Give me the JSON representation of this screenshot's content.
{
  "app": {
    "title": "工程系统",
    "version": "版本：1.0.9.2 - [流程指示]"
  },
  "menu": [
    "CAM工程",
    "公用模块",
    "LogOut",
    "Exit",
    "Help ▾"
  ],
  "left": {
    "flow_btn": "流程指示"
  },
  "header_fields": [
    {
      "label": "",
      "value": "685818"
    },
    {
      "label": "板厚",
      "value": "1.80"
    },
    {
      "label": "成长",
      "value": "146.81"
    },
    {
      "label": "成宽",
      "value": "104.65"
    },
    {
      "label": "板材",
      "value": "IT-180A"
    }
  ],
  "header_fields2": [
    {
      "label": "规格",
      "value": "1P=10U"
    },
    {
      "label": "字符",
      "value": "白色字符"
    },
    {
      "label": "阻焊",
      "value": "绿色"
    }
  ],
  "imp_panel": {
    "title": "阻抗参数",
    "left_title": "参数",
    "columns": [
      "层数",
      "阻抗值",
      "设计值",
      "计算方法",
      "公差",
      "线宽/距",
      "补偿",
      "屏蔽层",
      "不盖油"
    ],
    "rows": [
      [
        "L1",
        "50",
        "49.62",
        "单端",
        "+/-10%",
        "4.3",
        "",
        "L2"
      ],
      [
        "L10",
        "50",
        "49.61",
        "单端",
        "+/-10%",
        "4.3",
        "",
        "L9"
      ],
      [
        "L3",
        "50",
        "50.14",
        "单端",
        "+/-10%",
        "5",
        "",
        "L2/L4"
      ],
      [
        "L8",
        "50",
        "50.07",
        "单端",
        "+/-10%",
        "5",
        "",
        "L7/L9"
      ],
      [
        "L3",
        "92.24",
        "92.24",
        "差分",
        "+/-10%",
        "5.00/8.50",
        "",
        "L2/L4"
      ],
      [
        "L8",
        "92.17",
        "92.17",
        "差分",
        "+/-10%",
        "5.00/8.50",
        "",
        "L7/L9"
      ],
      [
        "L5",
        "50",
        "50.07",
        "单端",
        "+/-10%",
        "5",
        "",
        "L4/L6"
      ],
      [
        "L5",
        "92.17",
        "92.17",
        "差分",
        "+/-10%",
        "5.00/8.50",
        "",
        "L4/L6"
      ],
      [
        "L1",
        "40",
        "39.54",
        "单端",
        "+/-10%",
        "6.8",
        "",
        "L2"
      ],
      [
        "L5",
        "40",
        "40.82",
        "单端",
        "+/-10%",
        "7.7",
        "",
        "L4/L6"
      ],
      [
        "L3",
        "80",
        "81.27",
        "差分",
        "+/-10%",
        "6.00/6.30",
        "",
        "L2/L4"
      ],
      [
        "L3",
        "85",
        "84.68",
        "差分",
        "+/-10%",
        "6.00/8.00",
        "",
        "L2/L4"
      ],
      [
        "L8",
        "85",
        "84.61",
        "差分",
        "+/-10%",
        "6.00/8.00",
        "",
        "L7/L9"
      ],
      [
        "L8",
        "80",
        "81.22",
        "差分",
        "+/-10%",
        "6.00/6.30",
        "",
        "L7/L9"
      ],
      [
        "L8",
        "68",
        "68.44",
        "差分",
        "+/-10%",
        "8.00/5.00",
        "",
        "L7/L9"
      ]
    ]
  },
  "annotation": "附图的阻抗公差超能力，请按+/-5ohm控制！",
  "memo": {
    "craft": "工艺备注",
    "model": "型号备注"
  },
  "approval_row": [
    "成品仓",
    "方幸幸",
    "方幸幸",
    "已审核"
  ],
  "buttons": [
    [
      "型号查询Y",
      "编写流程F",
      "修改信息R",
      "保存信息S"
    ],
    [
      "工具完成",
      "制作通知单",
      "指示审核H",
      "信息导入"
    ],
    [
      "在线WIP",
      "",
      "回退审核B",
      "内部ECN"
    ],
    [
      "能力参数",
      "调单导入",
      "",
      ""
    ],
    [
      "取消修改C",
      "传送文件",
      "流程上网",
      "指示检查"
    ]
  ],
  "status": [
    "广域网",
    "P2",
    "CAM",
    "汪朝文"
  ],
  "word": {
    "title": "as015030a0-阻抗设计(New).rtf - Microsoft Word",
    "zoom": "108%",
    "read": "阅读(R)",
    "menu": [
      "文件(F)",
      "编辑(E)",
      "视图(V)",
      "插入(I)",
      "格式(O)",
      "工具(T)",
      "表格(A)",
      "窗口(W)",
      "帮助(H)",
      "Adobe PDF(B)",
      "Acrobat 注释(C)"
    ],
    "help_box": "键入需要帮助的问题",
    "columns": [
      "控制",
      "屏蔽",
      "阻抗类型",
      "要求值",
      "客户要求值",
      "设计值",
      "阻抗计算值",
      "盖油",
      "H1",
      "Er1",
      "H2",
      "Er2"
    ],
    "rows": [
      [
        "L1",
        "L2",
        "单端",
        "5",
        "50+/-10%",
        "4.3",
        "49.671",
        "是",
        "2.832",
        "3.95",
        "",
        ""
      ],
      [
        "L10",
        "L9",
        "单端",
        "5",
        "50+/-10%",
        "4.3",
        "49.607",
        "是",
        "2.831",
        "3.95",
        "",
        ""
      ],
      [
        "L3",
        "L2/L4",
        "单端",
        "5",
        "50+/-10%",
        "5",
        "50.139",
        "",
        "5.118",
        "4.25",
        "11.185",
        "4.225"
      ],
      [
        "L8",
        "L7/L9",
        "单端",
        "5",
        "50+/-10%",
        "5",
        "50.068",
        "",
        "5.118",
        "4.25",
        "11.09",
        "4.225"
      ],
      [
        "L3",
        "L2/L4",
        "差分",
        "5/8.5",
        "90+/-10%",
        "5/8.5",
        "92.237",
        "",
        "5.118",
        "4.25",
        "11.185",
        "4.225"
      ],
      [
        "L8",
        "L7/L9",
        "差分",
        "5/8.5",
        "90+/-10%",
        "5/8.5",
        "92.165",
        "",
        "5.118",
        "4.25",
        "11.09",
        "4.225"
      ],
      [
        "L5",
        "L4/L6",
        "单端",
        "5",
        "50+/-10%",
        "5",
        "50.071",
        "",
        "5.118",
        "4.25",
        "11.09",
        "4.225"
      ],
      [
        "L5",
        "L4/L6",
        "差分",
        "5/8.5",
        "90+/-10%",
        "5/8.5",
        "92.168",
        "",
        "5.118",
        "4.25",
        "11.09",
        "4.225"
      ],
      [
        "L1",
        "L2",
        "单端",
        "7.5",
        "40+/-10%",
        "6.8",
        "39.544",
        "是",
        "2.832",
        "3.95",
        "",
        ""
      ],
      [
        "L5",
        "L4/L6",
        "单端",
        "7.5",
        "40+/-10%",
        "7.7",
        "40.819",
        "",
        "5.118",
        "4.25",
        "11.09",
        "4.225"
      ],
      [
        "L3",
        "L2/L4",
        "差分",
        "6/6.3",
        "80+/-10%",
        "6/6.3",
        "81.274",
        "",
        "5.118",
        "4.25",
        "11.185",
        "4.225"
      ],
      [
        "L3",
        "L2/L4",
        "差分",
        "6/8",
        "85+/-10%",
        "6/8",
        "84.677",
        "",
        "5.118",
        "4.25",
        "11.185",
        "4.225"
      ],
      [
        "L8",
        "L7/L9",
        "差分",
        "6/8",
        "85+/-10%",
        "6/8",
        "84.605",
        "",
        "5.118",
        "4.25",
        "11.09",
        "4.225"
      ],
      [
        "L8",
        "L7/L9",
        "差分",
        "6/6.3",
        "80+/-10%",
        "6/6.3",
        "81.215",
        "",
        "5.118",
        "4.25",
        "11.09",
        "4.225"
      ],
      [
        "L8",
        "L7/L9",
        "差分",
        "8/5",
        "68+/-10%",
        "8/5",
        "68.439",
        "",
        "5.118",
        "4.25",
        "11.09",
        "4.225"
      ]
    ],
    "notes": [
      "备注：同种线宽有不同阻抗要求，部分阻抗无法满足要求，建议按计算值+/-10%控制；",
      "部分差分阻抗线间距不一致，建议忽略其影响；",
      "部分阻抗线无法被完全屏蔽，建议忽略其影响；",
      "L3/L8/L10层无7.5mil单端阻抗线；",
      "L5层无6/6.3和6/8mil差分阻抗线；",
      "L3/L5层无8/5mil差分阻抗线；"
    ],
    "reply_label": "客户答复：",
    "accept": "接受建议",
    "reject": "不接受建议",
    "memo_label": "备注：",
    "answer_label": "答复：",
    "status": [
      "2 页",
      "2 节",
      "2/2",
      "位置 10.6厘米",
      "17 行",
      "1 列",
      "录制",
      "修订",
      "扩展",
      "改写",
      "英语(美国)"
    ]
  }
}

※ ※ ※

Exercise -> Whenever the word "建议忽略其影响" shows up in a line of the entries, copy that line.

Output below ->
      "部分差分阻抗线间距不一致，建议忽略其影响；",
      "部分阻抗线无法被完全屏蔽，建议忽略其影响；",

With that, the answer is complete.